Kurosawa considered corruption of officials as a serious crime. In "The Bad Sleep Well" (1960), Koichi's father, who is a government official, kills himself after being suspected of rigging a tender. Koichi later finds out his father was just a scapegoat, so he takes on a false identity to join the department for revenge. The film also suggests that one should keep a clear conscience while combating evil so as to avoid becoming evil too. The film was the No. 3 film of the Kinejun Top 10 in 1960.
"Yojimbo" (1961) follows masterless samurai Sanjuro as he drifts into a town being turned into a battle zone by two gangs. Sanjuro then schemes to provoke the two gangs into an all-out war through which peace can be restored. Apart from being able to witness brilliant swordfights, audiences can also be satisfied with the deadly punishment of the villains. The film was the No. 2 film of the Kinejun Top 10 in 1961 and Toshiro Mifune, playing Sanjuro, was recognised as Best Actor at the Venice Film Festival in 1961. The story was later adapted for the spaghetti western classic "A Fistful of Dollars" (1964).
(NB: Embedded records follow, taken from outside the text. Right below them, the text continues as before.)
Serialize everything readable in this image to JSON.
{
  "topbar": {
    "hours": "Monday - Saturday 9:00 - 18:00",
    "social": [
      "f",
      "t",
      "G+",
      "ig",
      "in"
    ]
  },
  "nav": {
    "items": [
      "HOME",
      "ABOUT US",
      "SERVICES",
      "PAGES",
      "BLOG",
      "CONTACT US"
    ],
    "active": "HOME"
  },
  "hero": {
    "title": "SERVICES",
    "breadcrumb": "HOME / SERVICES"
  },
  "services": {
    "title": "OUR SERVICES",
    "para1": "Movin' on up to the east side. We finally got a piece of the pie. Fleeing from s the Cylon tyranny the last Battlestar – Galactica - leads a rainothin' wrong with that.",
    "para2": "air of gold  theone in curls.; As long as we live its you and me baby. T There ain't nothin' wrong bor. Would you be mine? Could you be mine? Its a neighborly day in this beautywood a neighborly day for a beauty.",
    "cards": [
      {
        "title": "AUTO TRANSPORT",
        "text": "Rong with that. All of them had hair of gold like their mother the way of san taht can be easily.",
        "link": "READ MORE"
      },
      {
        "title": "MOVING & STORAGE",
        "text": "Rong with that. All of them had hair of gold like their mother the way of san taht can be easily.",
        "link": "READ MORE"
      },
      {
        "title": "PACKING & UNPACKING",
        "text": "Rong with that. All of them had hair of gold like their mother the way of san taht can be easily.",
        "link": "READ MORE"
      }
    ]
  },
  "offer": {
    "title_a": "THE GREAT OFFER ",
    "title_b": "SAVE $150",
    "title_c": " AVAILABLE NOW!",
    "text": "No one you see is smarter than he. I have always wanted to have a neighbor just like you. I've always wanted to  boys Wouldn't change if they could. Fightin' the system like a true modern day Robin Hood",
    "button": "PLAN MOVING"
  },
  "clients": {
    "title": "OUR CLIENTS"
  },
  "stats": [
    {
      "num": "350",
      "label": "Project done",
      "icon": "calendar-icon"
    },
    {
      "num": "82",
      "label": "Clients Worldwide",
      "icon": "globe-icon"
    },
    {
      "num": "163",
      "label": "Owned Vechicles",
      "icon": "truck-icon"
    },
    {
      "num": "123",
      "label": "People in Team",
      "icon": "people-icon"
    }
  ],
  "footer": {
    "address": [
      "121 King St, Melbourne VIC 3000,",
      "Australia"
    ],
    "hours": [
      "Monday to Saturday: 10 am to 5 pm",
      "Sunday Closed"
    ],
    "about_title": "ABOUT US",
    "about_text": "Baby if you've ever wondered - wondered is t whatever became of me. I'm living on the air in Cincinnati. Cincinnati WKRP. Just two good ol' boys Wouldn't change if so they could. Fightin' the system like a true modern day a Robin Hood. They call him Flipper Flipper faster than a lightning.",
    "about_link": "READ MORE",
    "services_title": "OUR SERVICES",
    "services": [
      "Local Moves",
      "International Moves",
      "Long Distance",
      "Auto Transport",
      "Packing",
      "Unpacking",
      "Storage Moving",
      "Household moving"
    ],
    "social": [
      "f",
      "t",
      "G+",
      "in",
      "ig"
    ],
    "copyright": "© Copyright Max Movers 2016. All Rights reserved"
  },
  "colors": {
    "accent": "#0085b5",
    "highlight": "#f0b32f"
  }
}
Kondo in "High and Low" (1963) is an executive of a shoe enterprise who has mortgaged everything in order to take over the business for himself. Kondo suddenly receives a phone call asking him to pay a ransom to get back his son, but the kidnapper has actually mistakenly kidnapped the son of Kondo's chauffeur instead, making Kondo fall into the biggest struggle in life. The film was the No. 2 film of the Kinejun Top 10 in 1963.
"Red Beard" (1965) features the young Yasumoto who has studied Western medicine for several years and wishes to become the Shogun's attending physician. However, he is assigned to a government clinic for the poor managed by Niide, who is known as "Red Beard". The eminent Red Beard has given up a life of ease in order to serve the poor, and Yasumoto gradually understands benevolence of Red Beard. The film earned male lead Mifune the Best Actor prize again at the Venice Film Festival in 1965 and also won other awards.
The 75-year-old Kurosawa set the Shakespeare play "King Lear" in Japan's feudal times for his great work "Ran" (1985), in which the three daughters of the original become three sons. The war-weary warlord Hidetora decides to step down by dividing his domain among his three sons. The youngest son, Saburo, speaks out against the plan as he understands the characters of his two brothers and he is in turn expelled by his father. Saburo subsequently forgives his father and helps him to take revenge against his brothers' immorality. The film won multiple awards including Best Costume Design in the Academy Awards in 1986 and Best Foreign Language Film in the BAFTA Awards in 1987.
To complement the screenings, programme curator Law Wai-ming and film critics Long Tin and William Lau will host a seminar entitled "Kindness & Selflessness: The Doctrine of Kurosawa Akira" at 4.30pm on October 29 at the HKFA Cinema. It will be conducted in Cantonese with free admission. In addition, a free post-secondary screening for "No Regrets for Our Youth" will be held at 7.30pm on November 3 at the Lecture Hall of the Hong Kong Science Museum for post-secondary students on a first-come, first-served basis. Registration is required.
"No Regrets for Our Youth", "The Quiet Duel", "To Live", "Seven Samurai", "High and Low" and "Ran" have Chinese and English subtitles. The other films are with English subtitles.
Tickets priced at $55 are now available at URBTIX (www.urbtix.hk). For credit card telephone bookings, please call 2111 5999. For programme and registration details for the free post-secondary screening, please call 2734 2900 or visit www.lcsd.gov.hk/fp/en_US/web/fpo/programmes/rc2017/index.html.
Ends/Thursday, September 28, 2017
Issued at HKT 17:23
Issued at HKT 17:23